- 41. Armstrong L, Lako M, van Herpe I, Evans J, Saretzki G, et al. (2004) A role for nucleoprotein Zap3 in the reduction of telomerase activity during embryonic stem cell differentiation. Mech Dev 121: 1509–1522.
- 42. Mahmoudi T, Li VS, Ng SS, Taouatas N, Vries RG, et al. (2009) The kinase TNIK is an essential activator of Wnt target genes. EMBO J 28: 3329–3340.
- 43. Sawamura N, Sawamura-Yamamoto T, Ozeki Y, Ross CA, Sawa A (2005) A form of DISC1 enriched in nucleus: altered subcellular distribution in orbitofrontal cortex in psychosis and substance/alcohol abuse. Proc Natl Acad Sci U S A 102: 1187–1192.
- 44. Brodeur GM (2003) Neuroblastoma: biological insights into a clinical enigma. Nature Reviews Cancer 3: 203–216.
- 45. Zhao JC, Zhang LX, Zhang Y, Shen YF (2012) The differential regulation of Gap43 gene in the neuronal differentiation of P19 cells. J Cell Physiol 227: 2645–2653.
- 46. Hahn CK, Ross KN, Warrington IM, Mazitschek R, Kanegai CM, et al. (2008) Expression-based screening identifies the combination of histone deacetylase inhibitors and retinoids for neuroblastoma differentiation. Proc Natl Acad Sci U S A 105: 9751–9756.
- 47. Molenaar JJ, Koster J, Zwijnenburg DA, van Sluis P, Valentijn LJ, et al. (2012) Sequencing of neuroblastoma identifies chromothripsis and defects in neuritogenesis genes. Nature 483: 589–593.
- 48. Diskin SJ, Hou C, Glessner JT, Attiyeh EF, Laudenslager M, et al. (2009) Copy number variation at 1q21. 1 associated with neuroblastoma. Nature 459: 987–991.

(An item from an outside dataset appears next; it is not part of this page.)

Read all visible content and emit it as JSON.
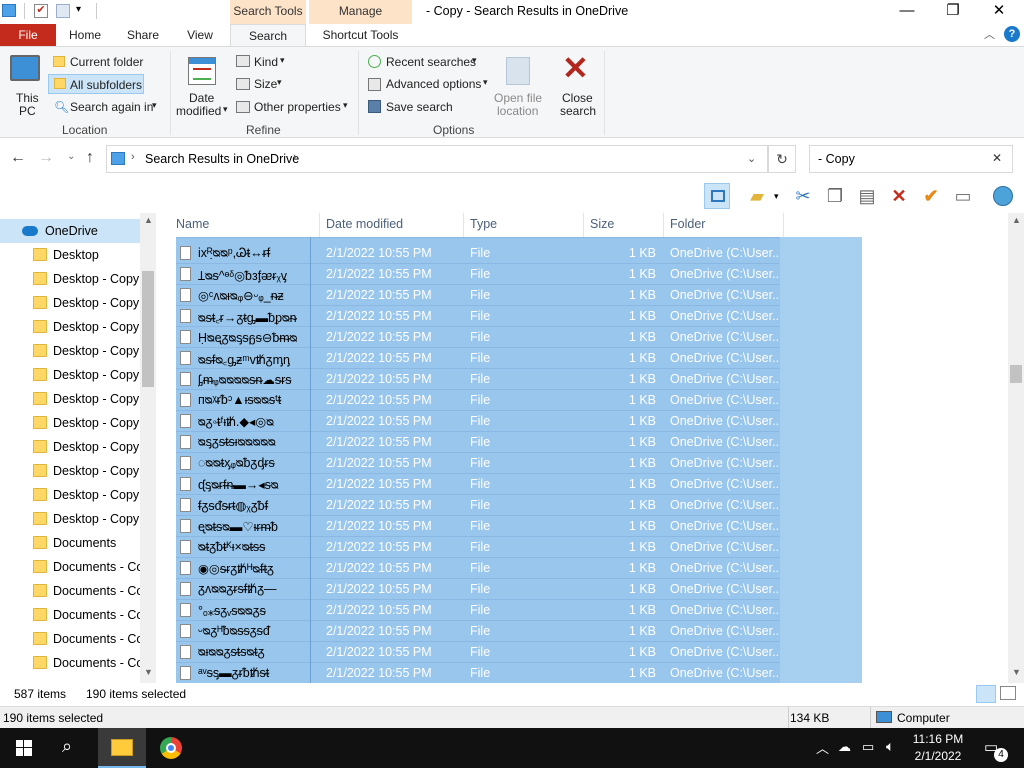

- 49. Brunetti-Pierri N, Berg JS, Scaglia F, Belmont J, Bacino CA, et al. (2008) Recurrent reciprocal 1q21. 1 deletions and duplications associated with microcephaly or macrocephaly and developmental and behavioral abnormalities. Nature genetics 40: 1466–1471.